Insights/Key Findings:

  • The 340B program is a mandatory program for pharmaceutical manufacturers wishing to participate in the Medicaid drug rebate program. Today, the program has more than 53,000 participating covered entities and the total amount of drugs purchased at the 340B ceiling price under the program is almost $44 billion (Drug Channels).
  • Drug list prices, like other prices in health care, are increasing. The research for this white paper suggests that 340B is one of many factors putting upward pressure on launch prices.
  • Covered entities can generate savings from the prices charged for 340B drugs. There are no requirements for hospitals for how they use the savings, so pricing for services vary.
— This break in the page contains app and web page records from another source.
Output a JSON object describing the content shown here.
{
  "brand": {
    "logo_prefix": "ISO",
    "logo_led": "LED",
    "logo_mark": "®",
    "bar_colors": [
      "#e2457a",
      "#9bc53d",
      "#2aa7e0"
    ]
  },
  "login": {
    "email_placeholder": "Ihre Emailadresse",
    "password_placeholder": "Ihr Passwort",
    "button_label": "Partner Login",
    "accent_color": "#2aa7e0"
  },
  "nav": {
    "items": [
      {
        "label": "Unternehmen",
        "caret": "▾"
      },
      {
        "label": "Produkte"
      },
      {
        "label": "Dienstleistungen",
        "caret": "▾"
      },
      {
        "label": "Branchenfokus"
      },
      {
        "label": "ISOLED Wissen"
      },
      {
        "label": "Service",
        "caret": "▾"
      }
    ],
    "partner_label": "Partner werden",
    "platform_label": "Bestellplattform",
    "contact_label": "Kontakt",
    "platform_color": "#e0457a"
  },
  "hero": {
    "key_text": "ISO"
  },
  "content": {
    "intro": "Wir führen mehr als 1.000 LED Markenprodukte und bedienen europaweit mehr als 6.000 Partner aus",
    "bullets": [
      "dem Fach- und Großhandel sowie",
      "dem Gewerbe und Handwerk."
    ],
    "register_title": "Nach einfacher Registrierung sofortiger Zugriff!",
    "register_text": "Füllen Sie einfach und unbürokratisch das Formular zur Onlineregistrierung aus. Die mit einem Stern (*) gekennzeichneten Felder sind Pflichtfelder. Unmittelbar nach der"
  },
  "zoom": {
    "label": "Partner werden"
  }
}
  • Lack of comprehensive data across the program limits insights on pricing and discount strategies.